(Beginning of Given entries)

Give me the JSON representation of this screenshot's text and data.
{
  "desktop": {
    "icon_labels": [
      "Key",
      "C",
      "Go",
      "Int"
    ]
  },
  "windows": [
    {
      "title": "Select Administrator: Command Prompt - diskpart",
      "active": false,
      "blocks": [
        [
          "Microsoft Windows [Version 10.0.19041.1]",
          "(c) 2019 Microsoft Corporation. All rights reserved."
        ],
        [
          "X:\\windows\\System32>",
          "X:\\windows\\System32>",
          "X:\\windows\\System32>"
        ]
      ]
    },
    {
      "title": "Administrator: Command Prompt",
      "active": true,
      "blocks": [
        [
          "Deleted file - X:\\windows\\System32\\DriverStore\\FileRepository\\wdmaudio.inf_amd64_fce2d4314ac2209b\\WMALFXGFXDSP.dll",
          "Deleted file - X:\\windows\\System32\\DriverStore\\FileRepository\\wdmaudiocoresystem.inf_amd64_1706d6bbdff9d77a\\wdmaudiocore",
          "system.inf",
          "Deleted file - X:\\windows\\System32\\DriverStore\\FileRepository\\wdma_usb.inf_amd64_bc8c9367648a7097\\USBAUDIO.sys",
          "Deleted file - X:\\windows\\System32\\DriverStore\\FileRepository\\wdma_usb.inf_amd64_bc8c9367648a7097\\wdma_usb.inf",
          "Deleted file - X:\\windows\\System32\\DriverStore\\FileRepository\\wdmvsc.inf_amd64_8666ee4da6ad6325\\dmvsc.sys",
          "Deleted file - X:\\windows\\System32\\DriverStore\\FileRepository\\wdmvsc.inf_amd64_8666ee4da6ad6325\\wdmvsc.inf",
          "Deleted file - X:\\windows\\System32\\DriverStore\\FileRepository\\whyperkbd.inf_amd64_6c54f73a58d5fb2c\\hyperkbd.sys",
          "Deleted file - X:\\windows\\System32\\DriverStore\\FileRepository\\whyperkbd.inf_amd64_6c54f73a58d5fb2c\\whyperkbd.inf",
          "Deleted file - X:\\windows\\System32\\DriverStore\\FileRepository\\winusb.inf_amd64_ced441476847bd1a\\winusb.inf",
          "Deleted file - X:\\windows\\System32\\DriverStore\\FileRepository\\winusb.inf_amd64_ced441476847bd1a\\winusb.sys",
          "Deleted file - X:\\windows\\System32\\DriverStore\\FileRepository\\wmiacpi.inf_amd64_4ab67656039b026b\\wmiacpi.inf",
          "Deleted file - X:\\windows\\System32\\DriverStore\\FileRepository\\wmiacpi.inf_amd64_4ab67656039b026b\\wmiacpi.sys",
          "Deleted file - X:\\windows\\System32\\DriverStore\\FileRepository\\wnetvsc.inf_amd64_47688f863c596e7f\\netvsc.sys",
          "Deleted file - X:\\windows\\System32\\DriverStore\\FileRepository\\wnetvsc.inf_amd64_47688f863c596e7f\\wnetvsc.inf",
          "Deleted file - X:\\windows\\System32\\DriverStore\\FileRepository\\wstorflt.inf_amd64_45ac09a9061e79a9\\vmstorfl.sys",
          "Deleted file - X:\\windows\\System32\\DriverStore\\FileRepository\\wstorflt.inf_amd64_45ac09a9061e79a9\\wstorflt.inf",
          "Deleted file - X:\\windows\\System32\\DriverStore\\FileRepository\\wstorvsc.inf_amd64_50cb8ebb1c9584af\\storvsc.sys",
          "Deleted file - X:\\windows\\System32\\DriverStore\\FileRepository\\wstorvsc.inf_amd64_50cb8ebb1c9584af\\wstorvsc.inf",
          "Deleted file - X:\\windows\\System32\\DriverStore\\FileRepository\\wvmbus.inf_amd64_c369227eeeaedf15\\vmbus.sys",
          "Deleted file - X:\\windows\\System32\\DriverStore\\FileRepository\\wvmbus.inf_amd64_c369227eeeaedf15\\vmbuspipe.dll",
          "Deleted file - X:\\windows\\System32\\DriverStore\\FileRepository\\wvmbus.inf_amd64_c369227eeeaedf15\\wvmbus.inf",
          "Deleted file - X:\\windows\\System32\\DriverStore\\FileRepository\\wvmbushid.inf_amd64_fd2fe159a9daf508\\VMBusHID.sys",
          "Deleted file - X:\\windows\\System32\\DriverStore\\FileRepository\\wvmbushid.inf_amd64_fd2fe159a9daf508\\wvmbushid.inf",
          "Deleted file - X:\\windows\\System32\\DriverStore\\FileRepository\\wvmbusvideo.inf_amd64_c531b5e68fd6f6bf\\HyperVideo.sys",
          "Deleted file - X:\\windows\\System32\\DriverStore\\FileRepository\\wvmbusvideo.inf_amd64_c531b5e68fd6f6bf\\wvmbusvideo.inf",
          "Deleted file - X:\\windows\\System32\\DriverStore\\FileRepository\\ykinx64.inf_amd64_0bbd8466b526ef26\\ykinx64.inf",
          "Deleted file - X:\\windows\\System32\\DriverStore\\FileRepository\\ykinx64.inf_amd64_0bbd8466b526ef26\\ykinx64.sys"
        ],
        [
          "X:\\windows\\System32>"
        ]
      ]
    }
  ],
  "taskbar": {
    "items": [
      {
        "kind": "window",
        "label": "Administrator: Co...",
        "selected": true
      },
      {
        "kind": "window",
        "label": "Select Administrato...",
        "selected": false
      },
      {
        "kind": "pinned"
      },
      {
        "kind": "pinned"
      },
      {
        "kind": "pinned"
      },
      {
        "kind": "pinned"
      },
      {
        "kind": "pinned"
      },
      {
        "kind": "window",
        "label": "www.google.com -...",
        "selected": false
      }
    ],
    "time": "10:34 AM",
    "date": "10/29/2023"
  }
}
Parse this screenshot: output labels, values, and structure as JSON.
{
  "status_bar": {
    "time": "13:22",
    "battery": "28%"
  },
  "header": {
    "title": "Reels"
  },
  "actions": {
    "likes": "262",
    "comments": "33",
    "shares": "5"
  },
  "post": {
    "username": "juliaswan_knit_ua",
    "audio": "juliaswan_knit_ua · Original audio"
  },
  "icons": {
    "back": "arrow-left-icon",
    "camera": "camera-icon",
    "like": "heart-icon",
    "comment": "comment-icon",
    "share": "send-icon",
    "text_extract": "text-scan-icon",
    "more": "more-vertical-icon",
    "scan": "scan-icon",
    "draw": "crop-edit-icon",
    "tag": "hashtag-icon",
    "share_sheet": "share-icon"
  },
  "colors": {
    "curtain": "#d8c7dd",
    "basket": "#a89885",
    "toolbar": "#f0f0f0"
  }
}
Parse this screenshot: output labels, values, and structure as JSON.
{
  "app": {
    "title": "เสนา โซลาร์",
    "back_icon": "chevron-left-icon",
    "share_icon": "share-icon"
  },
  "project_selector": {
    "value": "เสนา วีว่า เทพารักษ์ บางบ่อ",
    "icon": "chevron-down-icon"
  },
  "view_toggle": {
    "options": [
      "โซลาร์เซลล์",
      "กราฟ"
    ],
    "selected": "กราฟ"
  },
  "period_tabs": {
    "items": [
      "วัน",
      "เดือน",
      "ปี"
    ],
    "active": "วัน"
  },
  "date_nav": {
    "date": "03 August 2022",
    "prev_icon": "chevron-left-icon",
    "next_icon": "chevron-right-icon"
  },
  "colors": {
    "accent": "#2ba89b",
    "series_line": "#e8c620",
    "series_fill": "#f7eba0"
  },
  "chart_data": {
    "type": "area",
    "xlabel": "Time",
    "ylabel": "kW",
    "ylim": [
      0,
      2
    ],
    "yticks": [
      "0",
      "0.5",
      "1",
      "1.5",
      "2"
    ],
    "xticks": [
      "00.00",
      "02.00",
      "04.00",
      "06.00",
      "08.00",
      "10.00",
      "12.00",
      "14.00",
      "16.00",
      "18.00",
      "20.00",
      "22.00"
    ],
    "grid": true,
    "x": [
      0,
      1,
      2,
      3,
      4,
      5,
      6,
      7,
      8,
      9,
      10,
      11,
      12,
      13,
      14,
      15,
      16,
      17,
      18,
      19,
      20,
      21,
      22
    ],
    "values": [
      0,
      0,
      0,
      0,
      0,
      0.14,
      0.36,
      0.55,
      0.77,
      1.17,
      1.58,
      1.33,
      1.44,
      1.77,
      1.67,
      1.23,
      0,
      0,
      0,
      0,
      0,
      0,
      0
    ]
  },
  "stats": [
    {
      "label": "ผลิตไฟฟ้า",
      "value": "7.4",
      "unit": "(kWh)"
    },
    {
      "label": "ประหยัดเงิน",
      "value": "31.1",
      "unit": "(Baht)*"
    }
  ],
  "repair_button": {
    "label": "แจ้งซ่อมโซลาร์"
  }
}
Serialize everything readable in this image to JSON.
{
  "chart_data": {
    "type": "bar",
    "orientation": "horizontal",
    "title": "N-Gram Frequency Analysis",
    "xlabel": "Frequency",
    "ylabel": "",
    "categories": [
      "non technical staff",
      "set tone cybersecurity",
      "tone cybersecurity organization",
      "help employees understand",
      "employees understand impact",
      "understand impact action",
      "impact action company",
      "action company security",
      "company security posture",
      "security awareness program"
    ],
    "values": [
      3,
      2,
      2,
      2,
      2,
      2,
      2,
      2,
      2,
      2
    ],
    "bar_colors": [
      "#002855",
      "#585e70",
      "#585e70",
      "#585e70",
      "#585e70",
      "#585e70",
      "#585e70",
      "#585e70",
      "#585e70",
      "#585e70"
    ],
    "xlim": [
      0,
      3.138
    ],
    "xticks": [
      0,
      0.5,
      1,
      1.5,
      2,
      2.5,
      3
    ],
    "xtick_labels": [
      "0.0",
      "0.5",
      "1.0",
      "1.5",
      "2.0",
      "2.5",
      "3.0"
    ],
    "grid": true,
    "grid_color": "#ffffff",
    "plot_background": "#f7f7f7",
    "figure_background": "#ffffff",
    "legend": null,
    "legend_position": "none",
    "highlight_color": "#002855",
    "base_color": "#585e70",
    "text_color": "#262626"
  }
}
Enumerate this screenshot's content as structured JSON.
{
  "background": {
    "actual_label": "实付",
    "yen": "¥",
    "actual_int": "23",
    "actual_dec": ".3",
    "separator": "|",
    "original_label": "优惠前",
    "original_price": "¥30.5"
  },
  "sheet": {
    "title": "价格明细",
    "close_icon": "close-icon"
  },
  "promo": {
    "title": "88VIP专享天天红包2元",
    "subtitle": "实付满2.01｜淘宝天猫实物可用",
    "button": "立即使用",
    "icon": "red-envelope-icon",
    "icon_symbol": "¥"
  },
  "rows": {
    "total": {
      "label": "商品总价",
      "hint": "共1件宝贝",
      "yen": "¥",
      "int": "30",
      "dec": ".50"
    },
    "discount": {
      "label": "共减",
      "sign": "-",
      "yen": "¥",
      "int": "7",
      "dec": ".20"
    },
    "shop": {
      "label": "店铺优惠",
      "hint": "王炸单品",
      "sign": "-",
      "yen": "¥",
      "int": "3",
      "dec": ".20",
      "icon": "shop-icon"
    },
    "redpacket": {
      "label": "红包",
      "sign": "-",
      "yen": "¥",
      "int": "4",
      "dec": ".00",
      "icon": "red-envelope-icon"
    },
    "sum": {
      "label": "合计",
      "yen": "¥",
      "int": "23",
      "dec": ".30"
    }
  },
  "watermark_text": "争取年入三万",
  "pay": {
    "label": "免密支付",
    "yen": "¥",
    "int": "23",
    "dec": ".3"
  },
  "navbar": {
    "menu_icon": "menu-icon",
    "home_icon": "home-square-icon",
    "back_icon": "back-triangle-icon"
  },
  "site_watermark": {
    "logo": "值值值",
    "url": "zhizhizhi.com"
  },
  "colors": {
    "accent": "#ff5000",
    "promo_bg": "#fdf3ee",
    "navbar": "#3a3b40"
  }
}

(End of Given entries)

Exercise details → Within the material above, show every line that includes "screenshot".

Output of the exercise →
Give me the JSON representation of this screenshot's text and data.
Parse this screenshot: output labels, values, and structure as JSON.
Parse this screenshot: output labels, values, and structure as JSON.
Enumerate this screenshot's content as structured JSON.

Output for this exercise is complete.